Primitive accumulation in ”post-socialist” capitalism

The transformation from socialism to capitalism was an historically unique event. In order to understand the nature of ‘post’-socialist capitalism one should return to the theory of primitive accumulation, which Marx had originally deployed to analyse the origins of capitalism. Marx understood this as a social process of divorcing the producer from the means of production, allowing for the free development of capitalist relations of production.

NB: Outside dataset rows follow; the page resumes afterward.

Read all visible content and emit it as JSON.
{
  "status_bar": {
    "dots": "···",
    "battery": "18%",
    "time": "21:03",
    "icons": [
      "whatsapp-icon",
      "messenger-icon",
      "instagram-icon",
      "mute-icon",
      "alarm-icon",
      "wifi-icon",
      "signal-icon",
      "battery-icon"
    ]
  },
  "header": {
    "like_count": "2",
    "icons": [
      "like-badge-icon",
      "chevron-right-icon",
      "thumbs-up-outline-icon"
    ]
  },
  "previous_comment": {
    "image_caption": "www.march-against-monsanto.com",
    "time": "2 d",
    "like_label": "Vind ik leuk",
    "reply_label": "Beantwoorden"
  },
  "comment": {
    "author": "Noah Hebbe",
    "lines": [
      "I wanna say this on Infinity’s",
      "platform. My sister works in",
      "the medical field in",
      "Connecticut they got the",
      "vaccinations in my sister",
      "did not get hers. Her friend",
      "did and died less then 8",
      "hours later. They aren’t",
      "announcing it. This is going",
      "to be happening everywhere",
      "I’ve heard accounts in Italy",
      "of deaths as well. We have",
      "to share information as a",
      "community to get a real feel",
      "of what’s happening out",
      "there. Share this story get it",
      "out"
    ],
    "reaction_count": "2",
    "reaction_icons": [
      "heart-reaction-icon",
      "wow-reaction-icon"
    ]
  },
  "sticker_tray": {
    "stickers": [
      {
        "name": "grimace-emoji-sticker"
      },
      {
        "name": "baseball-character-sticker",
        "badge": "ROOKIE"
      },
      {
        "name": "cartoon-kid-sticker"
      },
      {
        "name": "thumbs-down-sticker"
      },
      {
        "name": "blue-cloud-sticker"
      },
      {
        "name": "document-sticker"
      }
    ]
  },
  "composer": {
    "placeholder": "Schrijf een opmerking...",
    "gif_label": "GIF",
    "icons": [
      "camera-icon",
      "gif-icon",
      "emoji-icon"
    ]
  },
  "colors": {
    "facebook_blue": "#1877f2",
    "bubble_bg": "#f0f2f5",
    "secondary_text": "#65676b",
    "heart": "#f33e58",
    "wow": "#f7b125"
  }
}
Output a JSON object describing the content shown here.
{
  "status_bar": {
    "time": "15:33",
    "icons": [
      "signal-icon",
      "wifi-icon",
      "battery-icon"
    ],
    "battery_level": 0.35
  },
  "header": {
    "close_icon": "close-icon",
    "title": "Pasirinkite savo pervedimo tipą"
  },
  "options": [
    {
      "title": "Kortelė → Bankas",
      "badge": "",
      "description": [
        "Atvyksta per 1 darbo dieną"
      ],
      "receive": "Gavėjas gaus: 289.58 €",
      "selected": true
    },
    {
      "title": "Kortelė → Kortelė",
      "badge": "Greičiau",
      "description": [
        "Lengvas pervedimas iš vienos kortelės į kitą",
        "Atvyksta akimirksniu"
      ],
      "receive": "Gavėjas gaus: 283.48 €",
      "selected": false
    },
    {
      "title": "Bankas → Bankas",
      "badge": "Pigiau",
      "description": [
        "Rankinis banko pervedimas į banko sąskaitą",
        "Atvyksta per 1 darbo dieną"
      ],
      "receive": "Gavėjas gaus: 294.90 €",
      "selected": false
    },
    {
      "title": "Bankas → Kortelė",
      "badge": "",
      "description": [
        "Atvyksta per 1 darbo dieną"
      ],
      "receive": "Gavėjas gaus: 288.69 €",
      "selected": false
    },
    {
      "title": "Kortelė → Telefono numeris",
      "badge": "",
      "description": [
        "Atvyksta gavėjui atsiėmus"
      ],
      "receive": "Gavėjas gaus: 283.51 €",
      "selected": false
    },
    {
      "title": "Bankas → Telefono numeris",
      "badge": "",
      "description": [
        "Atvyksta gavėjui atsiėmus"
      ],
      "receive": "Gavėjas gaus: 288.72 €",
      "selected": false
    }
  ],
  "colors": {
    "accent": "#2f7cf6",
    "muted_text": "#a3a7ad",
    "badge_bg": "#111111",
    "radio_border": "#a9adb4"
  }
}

During the original creation of capitalism from feudalism, labourers were separated from their means of production and subsistence, primarily via the expropriation of the agricultural producer from the soil and the destruction of petty-commodity production. This created the necessary social relation for capitalist development. On the one hand, stood the owners of money, the means of production and subsistence, who increase the sum of values they possess by buying other people’s labour power. On the other side, there stood a class of free labourers who survive through selling their labour power in conditions of market exchange. According to Marx primitive accumulation, ‘ is nothing else than the historical process of divorcing the producer from the means of production. It appears as primitive, because it forms the prehistoric stage of capital and of the mode of production corresponding with it.’

The question arises as to whether ‘primitive accumulation’ can be applied to understand the creation of capitalism in the ‘post-socialist’ countries: i.e. the countries of Central and Eastern Europe. In contrast to the feudal societies, the ‘socialist’ countries had largely industrialised and urbanised. Some have argued (e.g Michael Burawoy) that a process of primitive accumulation did not occur during the ‘post-socialist’ transformation, but rather a process of deaccumulation of capital, deindustrialisation and sometimes de-urbanisation took place. However, this ‘physicalist’ approach, fails to understand ‘primitive accumulation’ as a social process which also occurred in the unique historical conditions of the transformation from ‘socialism’ to capitalism.

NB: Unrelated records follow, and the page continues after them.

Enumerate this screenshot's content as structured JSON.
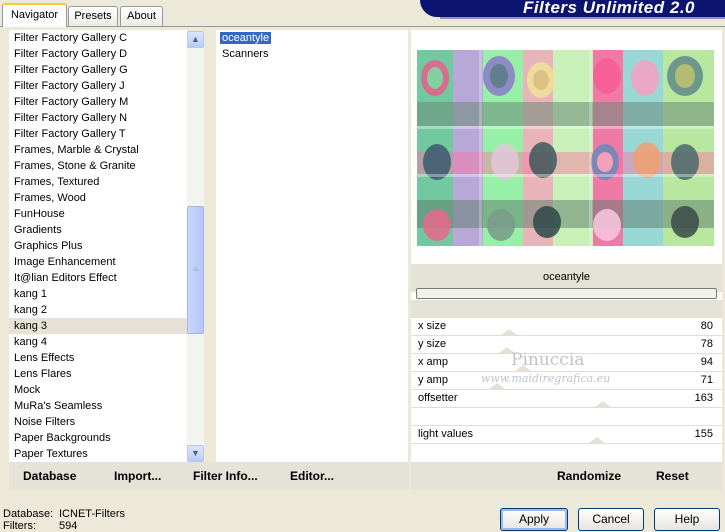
{
  "tabs": [
    {
      "label": "Navigator",
      "active": true
    },
    {
      "label": "Presets",
      "active": false
    },
    {
      "label": "About",
      "active": false
    }
  ],
  "banner": {
    "title": "Filters Unlimited 2.0"
  },
  "categories": [
    "Filter Factory Gallery C",
    "Filter Factory Gallery D",
    "Filter Factory Gallery G",
    "Filter Factory Gallery J",
    "Filter Factory Gallery M",
    "Filter Factory Gallery N",
    "Filter Factory Gallery T",
    "Frames, Marble & Crystal",
    "Frames, Stone & Granite",
    "Frames, Textured",
    "Frames, Wood",
    "FunHouse",
    "Gradients",
    "Graphics Plus",
    "Image Enhancement",
    "It@lian Editors Effect",
    "kang 1",
    "kang 2",
    "kang 3",
    "kang 4",
    "Lens Effects",
    "Lens Flares",
    "Mock",
    "MuRa's Seamless",
    "Noise Filters",
    "Paper Backgrounds",
    "Paper Textures"
  ],
  "selected_category": "kang 3",
  "effects": [
    "oceantyle",
    "Scanners"
  ],
  "selected_effect": "oceantyle",
  "preview": {
    "filter_name": "oceantyle",
    "progress": 0
  },
  "params": [
    {
      "label": "x size",
      "value": "80"
    },
    {
      "label": "y size",
      "value": "78"
    },
    {
      "label": "x amp",
      "value": "94"
    },
    {
      "label": "y amp",
      "value": "71"
    },
    {
      "label": "offsetter",
      "value": "163"
    },
    {
      "label": "",
      "value": ""
    },
    {
      "label": "light values",
      "value": "155"
    }
  ],
  "watermark": {
    "name": "Pinuccia",
    "url": "www.maidiregrafica.eu"
  },
  "left_buttons": {
    "database": "Database",
    "import": "Import...",
    "filter_info": "Filter Info...",
    "editor": "Editor..."
  },
  "right_buttons": {
    "randomize": "Randomize",
    "reset": "Reset"
  },
  "status": {
    "database_label": "Database:",
    "database_value": "ICNET-Filters",
    "filters_label": "Filters:",
    "filters_value": "594"
  },
  "dialog_buttons": {
    "apply": "Apply",
    "cancel": "Cancel",
    "help": "Help"
  },
  "colors": {
    "selection": "#316ac5",
    "banner": "#0b1570",
    "panel_bg": "#ece9d8"
  }
}
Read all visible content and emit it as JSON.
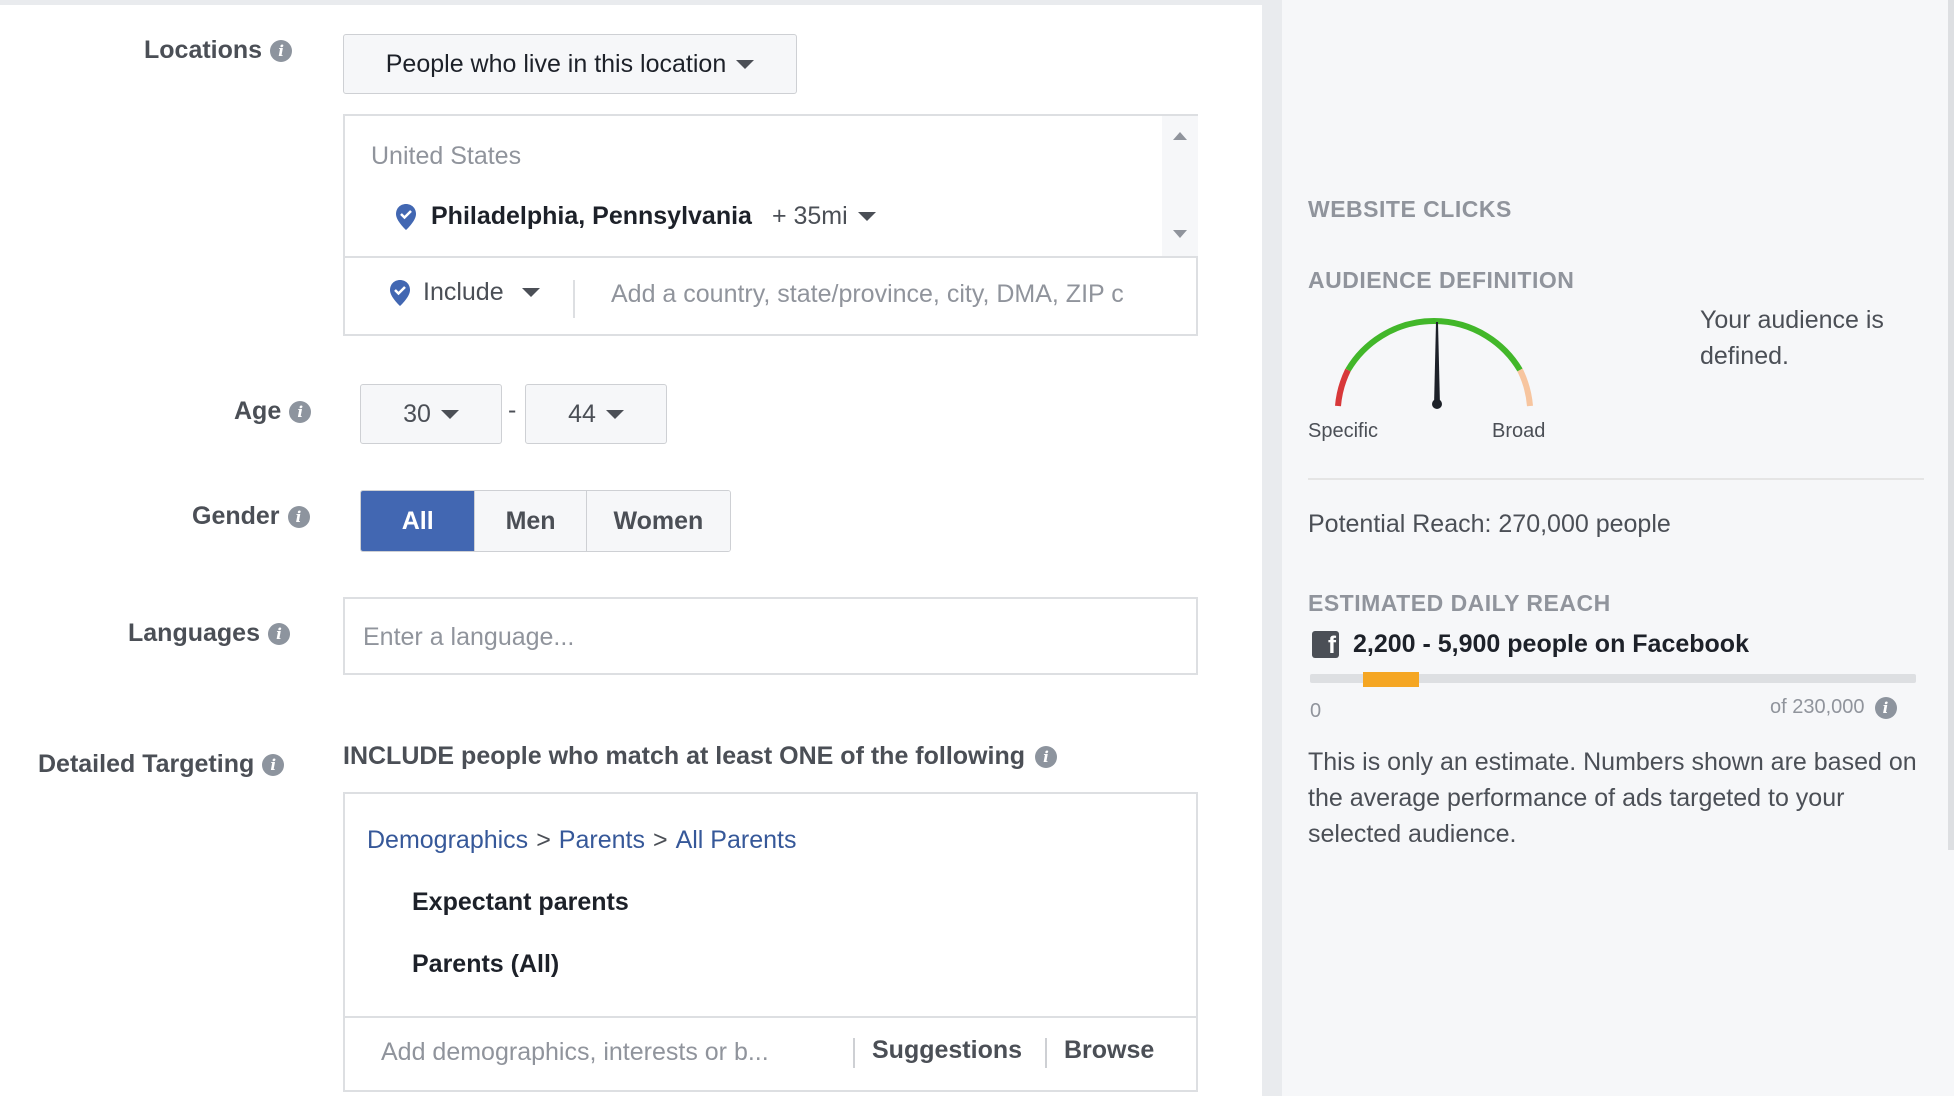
{
  "form": {
    "locations": {
      "label": "Locations",
      "dropdown_value": "People who live in this location",
      "country": "United States",
      "city": "Philadelphia, Pennsylvania",
      "radius": "+ 35mi",
      "include_label": "Include",
      "search_placeholder": "Add a country, state/province, city, DMA, ZIP c"
    },
    "age": {
      "label": "Age",
      "min": "30",
      "separator": "-",
      "max": "44"
    },
    "gender": {
      "label": "Gender",
      "options": [
        "All",
        "Men",
        "Women"
      ],
      "selected": "All"
    },
    "languages": {
      "label": "Languages",
      "placeholder": "Enter a language..."
    },
    "detailed_targeting": {
      "label": "Detailed Targeting",
      "instruction": "INCLUDE people who match at least ONE of the following",
      "breadcrumb": [
        "Demographics",
        "Parents",
        "All Parents"
      ],
      "breadcrumb_sep": ">",
      "items": [
        "Expectant parents",
        "Parents (All)"
      ],
      "search_placeholder": "Add demographics, interests or b...",
      "suggestions_label": "Suggestions",
      "browse_label": "Browse"
    }
  },
  "sidebar": {
    "objective": "WEBSITE CLICKS",
    "audience_title": "AUDIENCE DEFINITION",
    "gauge_specific": "Specific",
    "gauge_broad": "Broad",
    "gauge_level": 0.5,
    "audience_status": "Your audience is defined.",
    "potential_reach": "Potential Reach: 270,000 people",
    "daily_reach_title": "ESTIMATED DAILY REACH",
    "daily_reach_value": "2,200 - 5,900 people on Facebook",
    "reach_bar_start": 2200,
    "reach_bar_end": 5900,
    "reach_min": "0",
    "reach_max": "of 230,000",
    "reach_max_value": 230000,
    "disclaimer": "This is only an estimate. Numbers shown are based on the average performance of ads targeted to your selected audience.",
    "colors": {
      "gauge_green": "#42b72a",
      "gauge_red": "#d8383a",
      "gauge_peach": "#f7c59f",
      "reach_orange": "#f5a623",
      "accent_blue": "#4267b2"
    }
  }
}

The ’decommodification’ of labour in ‘socialism’ was upheld by the state’s monopoly control over production and trade and by such things as the policy of full-employment and provision of universal public services and goods. The ‘post-socialist’ transformation removed many of these barriers, thus creating the social relation necessary for the development of a capitalist economy. As within the social welfare states in western Europe, this is an ongoing process as capital attempts to remove protections and make workers reliant on selling their labour power to survive. Even to this day, many economic, social and cultural structures, inherited from the previous ‘socialist’ systems, survive and stand as barriers (or using Polanyian terminology counter-movements) to the expansion of capitalist economic forces and social relations.